Ah, the Christmas tree conundrum. Fake or real? It’s quite a controversial issue; let’s face it – it has the potential to tear families apart. An artificial tree saves time and money and provides a pleasantly symmetrical vision of Christmas, but a real tree smells better and is arguably a means of making warmer memories, what with all that hunting for the perfectly imperfect specimen and awkward stringing of lights. It may be best to leave emotions and preferences aside and look at the choice from the perspective of sustainability. Because that won’t be controversial at all.
The Pros of the Real Tree
According to the Environmental Protection Agency, about 33 million live Christmas trees are sold in North America yearly. Over the course of their lifetimes, each of those trees absorbed anywhere from 30-400 pounds of carbon dioxide before they were harvested, and recent studies indicate that Christmas trees also absorb methane. For the most part, real Christmas trees are grown and sold in North America (that means jobs here at home) and they can be recycled, mulched or burned for firewood after their jolly purpose is fulfilled.
The Cons of the Real Tree
But real Christmas trees come at a cost.

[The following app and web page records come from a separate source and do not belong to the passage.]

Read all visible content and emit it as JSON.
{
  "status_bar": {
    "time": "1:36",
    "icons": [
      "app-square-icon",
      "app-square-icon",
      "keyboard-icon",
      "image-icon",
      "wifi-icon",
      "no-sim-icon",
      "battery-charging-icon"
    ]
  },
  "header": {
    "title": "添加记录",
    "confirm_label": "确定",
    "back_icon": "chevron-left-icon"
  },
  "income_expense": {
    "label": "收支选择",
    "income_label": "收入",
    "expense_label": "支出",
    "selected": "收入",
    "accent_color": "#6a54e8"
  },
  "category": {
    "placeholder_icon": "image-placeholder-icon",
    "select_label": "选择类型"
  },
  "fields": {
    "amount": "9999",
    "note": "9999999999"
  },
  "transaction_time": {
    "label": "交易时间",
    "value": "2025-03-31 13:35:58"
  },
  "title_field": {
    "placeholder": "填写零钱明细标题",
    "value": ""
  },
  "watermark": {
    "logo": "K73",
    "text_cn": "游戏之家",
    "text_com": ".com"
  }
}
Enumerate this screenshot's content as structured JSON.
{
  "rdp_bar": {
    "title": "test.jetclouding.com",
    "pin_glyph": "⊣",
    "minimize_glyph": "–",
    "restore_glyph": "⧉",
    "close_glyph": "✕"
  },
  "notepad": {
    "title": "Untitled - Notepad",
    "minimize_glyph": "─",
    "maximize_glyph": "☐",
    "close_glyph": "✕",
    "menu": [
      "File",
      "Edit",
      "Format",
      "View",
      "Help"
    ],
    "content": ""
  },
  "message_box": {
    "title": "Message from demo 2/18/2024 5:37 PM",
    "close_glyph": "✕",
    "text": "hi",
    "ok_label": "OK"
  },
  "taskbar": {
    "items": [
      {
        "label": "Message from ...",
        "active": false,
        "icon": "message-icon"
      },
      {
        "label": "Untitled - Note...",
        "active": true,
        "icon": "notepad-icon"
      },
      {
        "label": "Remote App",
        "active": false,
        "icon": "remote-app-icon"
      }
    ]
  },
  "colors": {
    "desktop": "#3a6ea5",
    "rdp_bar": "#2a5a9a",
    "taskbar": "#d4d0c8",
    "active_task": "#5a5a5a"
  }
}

Most are not grown organically, which means pesticides and herbicides run off into the environment and eventually into someone’s body, if not yours or mine; and over the course of tending, processing and transporting those trees to the cozy corners of our living rooms, the amount of carbon dioxide that is emitted into the atmosphere is more than what the tree took out of the atmosphere during its relatively short, prescribed life.